6. Katz, J., & Tirone, V. (2010). Going along with it: Sexually coercive partner behavior predicts dating women’s compliance with unwanted sex. Violence Against Women, 16(7), 730–742.

7. Meliana, S., Anendri, N. T., Olga, N. C., Efritadewi, A., & Niko, N. (2024). Power relations in sexual violence according to Ministry of Education, Culture, Research, and Technology regulation number 30 0f 2021. International Journal of Education, Social Studies, and Management, 4(1), 169–178.

8. Hailes, H. P., & Goodman, L. A. (2023). They’re out to take away your sanity: A qualitative investigation of gaslighting in intimate partner violence. Journal of Family Violence, 1–14.

9. Davis, K. C., Stoner, S. A., Norris, J., George, W. H., & Masters, N. T. (2009). Women’s awareness of and discomfort with sexual assault cues: Effects of alcohol consumption and relationship type.

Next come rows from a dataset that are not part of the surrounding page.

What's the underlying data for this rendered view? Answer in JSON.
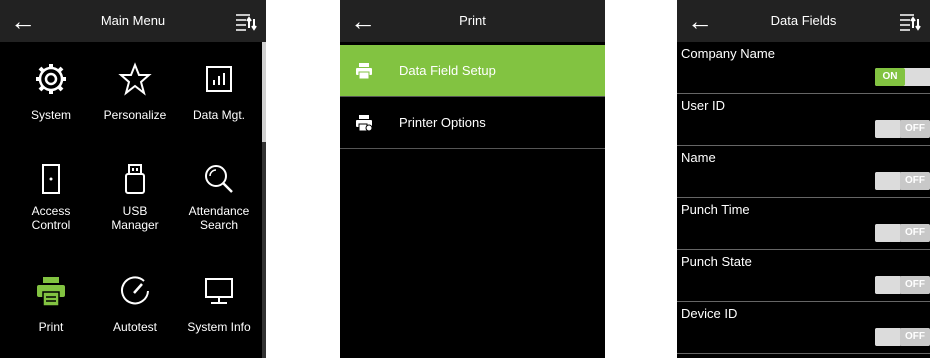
{
  "main_menu": {
    "title": "Main Menu",
    "items": [
      {
        "label": "System",
        "icon": "gear-icon"
      },
      {
        "label": "Personalize",
        "icon": "star-icon"
      },
      {
        "label": "Data Mgt.",
        "icon": "bar-chart-icon"
      },
      {
        "label": "Access\nControl",
        "icon": "door-icon"
      },
      {
        "label": "USB\nManager",
        "icon": "usb-icon"
      },
      {
        "label": "Attendance\nSearch",
        "icon": "search-icon"
      },
      {
        "label": "Print",
        "icon": "printer-icon"
      },
      {
        "label": "Autotest",
        "icon": "gauge-icon"
      },
      {
        "label": "System Info",
        "icon": "monitor-icon"
      }
    ]
  },
  "print_menu": {
    "title": "Print",
    "items": [
      {
        "label": "Data Field Setup",
        "icon": "printer-icon",
        "selected": true
      },
      {
        "label": "Printer Options",
        "icon": "printer-settings-icon",
        "selected": false
      }
    ]
  },
  "data_fields": {
    "title": "Data Fields",
    "items": [
      {
        "label": "Company Name",
        "state": "ON"
      },
      {
        "label": "User ID",
        "state": "OFF"
      },
      {
        "label": "Name",
        "state": "OFF"
      },
      {
        "label": "Punch Time",
        "state": "OFF"
      },
      {
        "label": "Punch State",
        "state": "OFF"
      },
      {
        "label": "Device ID",
        "state": "OFF"
      }
    ]
  },
  "colors": {
    "accent": "#82c341",
    "header": "#222222",
    "background": "#000000"
  }
}
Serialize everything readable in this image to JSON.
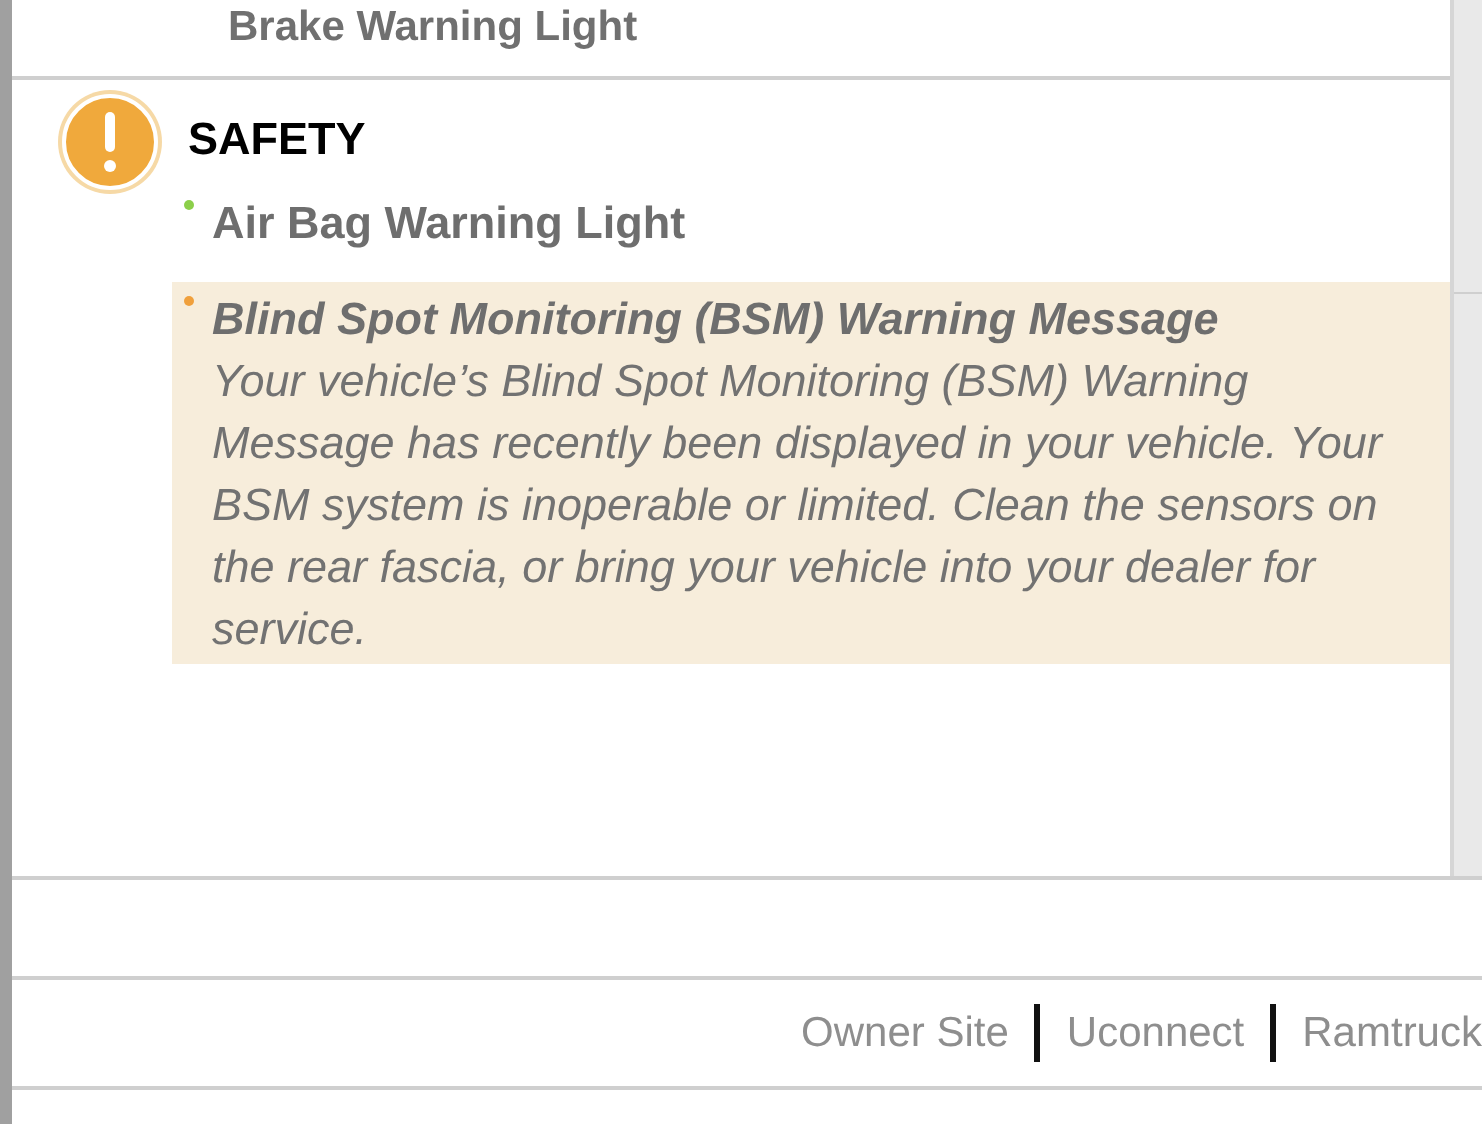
{
  "previous_item": {
    "label": "Brake Warning Light"
  },
  "section": {
    "title": "SAFETY",
    "items": [
      {
        "title": "Air Bag Warning Light",
        "color": "#8ccf4a",
        "selected": false
      },
      {
        "title": "Blind Spot Monitoring (BSM) Warning Message",
        "color": "#f0a03c",
        "selected": true,
        "description": "Your vehicle’s Blind Spot Monitoring (BSM) Warning Message has recently been displayed in your vehicle. Your BSM system is inoperable or limited. Clean the sensors on the rear fascia, or bring your vehicle into your dealer for service."
      }
    ]
  },
  "footer_links": [
    "Owner Site",
    "Uconnect",
    "Ramtruck"
  ]
}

Violence Against Women, 15(9), 1106–1125.

10. Mathew, S. R., Anil, B. A., & John, J. (2021). Coercion in substance use: A systematic review. Biomedical Science, 4(2), 1045–1049.

11. Starratt, V. G., Goetz, A. T., Shackelford, T. K., McKibbin, W. F., & Stewart-Williams, S. (2008). Men’s partner-directed insults and sexual coercion in intimate relationships. Journal of Family Violence, 23, 315–323.

12. Jeffrey, N. K., & Barata, P. C. (2017). “He didn’t necessarily force himself upon me, but . . .”: Women’s lived experiences of sexual coercion in intimate relationships with men. Violence Against Women, 23(8), 911–933.

13. Conroy, N. E., Krishnakumar, A., & Leone, J. M. (2015). Reexamining issues of conceptualization and willing consent: The hidden role of coercion in experiences of sexual acquiescence. Journal of Interpersonal Violence, 30(11), 1828–1846.

14. Jeffrey, N. (2019). Men’s (normalized) sexual violence against intimate partners (Doctoral dissertation, University of Guelph). University of Guelph Digital Archive.

15. Oswald, D. L., & Russell, B. L. (2006). Perceptions of sexual coercion in heterosexual dating relationships: The role of aggressor gender and tactics. Journal of Sex Research, 43(1), 87–95.

16. Stern, E., & Heise, L. (2019). Sexual coercion, consent and negotiation: Processes of change amongst couples participating in the Indashyikirwa programme in Rwanda. Culture, Health & Sexuality, 21(8), 867–882.

17. DeGue, S., & DiLillo, D. (2004). Understanding perpetrators of nonphysical sexual coercion: Characteristics of those who cross the line. Violence and Victims, 19(6), 673–688.

18. Brousseau, M. M., Bergeron, S., Hébert, M., & McDuff, P. (2011). Sexual coercion victimization and perpetration in heterosexual couples: A dyadic investigation. Archives of Sexual Behavior, 40, 363–372.

19. De Visser, R. O., Rissel, C. E., Richters, J., & Smith, A. M. (2007). The impact of sexual coercion on psychological, physical, and sexual well-being in a representative sample of Australian women. Archives of Sexual Behavior, 36, 676–686.

20. Legal Information Institute. (n.d.) 18 U.S.C. § 2242. Cornell Law School.

21. California Legislative Information. (n.d.) California Penal Code Section 243.4. State of California.

22. Legislation. (n.d.) New York Penal Law Section 130.20. New York State Senate.

23. National Center for Health Statistics. (2017, June 22). Over half of U.S. teens have had sexual intercourse by age 18, new report shows (Sexual Activity and Contraceptive Use Among Teenagers in the United States, 2011–2015, National Health Statistics Report No. 104). Centers for Disease Control and Prevention.